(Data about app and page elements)
--------------------------------
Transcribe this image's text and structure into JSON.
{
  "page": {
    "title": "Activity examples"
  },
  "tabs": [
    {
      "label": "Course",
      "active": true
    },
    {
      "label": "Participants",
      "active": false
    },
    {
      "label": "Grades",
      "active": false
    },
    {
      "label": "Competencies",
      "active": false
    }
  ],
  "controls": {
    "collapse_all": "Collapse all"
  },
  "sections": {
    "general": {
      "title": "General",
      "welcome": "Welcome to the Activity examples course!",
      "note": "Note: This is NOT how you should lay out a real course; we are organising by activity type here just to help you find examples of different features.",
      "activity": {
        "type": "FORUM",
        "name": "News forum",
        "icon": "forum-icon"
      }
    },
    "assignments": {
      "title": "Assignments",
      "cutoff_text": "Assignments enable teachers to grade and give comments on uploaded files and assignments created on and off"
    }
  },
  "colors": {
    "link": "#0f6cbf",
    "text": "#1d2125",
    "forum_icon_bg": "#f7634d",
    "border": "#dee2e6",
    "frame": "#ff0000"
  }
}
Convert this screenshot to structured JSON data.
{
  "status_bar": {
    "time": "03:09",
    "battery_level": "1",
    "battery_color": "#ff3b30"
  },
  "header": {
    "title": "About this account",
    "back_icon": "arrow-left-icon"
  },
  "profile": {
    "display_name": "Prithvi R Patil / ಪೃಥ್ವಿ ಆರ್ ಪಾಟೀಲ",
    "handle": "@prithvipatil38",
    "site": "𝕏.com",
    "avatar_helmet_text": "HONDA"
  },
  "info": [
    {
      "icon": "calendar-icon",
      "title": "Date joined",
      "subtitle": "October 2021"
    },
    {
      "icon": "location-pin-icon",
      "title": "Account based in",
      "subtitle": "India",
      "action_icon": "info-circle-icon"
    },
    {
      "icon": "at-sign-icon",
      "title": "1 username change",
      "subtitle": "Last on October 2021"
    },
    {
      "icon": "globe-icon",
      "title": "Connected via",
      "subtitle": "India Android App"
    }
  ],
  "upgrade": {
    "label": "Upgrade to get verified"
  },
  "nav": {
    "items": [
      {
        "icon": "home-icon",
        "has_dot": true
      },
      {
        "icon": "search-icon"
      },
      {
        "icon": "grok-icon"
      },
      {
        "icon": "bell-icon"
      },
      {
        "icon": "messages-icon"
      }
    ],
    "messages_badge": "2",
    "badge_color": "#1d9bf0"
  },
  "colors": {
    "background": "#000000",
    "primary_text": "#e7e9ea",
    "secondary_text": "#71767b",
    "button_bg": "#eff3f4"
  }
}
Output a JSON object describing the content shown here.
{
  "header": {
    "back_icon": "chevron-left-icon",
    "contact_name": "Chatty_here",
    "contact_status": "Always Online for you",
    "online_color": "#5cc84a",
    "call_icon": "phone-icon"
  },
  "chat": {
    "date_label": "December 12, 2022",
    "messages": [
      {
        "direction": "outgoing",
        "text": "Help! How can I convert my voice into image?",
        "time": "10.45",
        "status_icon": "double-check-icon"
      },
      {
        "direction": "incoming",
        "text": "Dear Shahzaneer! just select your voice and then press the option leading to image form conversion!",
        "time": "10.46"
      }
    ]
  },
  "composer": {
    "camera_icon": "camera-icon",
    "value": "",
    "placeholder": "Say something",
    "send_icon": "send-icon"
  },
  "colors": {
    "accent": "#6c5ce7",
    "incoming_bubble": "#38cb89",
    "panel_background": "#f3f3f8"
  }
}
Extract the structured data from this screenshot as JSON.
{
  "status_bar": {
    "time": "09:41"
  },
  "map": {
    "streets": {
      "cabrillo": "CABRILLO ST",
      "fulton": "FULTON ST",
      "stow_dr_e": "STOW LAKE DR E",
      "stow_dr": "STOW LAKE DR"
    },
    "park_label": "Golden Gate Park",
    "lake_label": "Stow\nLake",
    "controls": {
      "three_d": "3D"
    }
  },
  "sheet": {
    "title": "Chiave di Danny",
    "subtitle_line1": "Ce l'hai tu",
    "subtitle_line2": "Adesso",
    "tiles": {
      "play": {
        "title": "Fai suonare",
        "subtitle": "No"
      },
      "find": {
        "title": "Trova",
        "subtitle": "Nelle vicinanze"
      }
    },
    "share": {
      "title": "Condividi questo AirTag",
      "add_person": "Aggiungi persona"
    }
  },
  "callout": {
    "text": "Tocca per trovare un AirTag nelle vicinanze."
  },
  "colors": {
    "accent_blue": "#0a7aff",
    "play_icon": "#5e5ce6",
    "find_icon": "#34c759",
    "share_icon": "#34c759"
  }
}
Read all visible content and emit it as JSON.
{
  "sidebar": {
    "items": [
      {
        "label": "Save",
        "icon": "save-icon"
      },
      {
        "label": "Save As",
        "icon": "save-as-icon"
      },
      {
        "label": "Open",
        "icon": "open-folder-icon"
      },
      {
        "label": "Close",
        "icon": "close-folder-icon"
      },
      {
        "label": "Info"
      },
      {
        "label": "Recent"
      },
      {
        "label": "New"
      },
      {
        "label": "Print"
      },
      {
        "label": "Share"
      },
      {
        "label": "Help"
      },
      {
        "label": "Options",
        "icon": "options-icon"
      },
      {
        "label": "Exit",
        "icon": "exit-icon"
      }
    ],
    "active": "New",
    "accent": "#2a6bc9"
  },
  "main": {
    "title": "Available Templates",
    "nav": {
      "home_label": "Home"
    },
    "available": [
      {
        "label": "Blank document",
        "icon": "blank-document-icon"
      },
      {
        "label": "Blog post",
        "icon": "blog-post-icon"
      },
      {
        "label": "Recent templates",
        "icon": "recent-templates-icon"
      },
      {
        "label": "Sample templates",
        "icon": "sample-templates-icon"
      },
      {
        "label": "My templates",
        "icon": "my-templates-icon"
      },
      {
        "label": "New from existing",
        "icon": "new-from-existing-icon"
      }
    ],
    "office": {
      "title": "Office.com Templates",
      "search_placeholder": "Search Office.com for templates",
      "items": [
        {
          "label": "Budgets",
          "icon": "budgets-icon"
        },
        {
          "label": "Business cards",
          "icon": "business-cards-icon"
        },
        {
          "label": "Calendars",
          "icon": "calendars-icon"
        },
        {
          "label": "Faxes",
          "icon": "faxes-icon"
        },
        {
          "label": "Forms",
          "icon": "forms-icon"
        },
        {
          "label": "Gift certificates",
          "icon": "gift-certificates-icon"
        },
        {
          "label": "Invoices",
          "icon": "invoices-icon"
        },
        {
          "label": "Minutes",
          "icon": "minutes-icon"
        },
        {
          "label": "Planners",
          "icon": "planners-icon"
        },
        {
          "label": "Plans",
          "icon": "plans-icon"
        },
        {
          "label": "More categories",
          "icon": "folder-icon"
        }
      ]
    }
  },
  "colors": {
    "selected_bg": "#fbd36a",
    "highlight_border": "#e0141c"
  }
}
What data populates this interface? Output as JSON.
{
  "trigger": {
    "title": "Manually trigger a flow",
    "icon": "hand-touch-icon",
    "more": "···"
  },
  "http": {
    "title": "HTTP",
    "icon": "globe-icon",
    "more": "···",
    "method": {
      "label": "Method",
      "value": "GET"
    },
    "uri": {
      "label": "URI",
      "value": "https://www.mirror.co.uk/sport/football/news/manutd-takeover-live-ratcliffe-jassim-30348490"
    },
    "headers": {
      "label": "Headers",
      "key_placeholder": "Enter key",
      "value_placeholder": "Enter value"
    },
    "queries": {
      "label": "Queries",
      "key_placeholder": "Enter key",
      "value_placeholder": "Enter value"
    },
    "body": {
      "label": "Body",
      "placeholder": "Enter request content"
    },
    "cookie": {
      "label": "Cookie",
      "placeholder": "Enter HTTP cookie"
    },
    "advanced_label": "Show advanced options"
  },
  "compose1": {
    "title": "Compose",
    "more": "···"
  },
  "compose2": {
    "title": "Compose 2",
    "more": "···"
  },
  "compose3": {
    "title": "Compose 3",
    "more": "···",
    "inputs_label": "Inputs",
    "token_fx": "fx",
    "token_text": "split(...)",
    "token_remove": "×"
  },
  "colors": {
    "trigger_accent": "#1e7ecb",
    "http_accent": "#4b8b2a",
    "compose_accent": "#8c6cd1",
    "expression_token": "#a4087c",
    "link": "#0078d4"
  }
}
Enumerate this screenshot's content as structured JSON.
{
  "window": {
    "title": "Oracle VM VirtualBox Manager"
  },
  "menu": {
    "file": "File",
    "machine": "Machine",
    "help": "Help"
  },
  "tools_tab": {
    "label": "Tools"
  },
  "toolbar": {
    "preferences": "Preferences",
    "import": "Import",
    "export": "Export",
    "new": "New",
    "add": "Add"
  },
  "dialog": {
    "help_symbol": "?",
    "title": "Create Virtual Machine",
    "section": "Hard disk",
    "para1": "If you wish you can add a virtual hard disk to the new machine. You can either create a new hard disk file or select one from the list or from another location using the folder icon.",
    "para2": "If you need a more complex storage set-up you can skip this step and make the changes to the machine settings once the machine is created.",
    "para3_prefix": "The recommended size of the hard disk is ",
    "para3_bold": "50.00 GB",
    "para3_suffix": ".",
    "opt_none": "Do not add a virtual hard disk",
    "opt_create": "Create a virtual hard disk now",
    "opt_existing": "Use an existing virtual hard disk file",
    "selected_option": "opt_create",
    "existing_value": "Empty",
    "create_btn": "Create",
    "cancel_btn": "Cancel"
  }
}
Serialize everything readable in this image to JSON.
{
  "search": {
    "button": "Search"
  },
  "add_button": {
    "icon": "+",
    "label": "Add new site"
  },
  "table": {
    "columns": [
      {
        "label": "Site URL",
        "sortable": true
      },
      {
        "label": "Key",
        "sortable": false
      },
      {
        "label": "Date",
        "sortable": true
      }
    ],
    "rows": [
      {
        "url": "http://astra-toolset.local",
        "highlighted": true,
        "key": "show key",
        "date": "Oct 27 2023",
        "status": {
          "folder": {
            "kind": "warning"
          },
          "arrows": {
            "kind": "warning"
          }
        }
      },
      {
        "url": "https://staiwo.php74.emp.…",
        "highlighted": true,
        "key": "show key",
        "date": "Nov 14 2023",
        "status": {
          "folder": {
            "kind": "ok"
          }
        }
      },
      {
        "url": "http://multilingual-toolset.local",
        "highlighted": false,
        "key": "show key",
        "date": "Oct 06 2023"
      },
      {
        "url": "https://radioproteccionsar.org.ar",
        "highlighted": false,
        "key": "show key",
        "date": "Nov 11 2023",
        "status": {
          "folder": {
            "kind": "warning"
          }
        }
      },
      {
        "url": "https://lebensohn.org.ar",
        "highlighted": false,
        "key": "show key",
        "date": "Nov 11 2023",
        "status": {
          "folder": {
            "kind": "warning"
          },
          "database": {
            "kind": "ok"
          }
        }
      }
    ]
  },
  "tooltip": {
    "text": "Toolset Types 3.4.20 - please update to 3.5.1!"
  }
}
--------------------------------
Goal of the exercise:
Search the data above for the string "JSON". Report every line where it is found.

Response:
Transcribe this image's text and structure into JSON.
Convert this screenshot to structured JSON data.
Output a JSON object describing the content shown here.
Extract the structured data from this screenshot as JSON.
Read all visible content and emit it as JSON.
What data populates this interface? Output as JSON.
Enumerate this screenshot's content as structured JSON.
Serialize everything readable in this image to JSON.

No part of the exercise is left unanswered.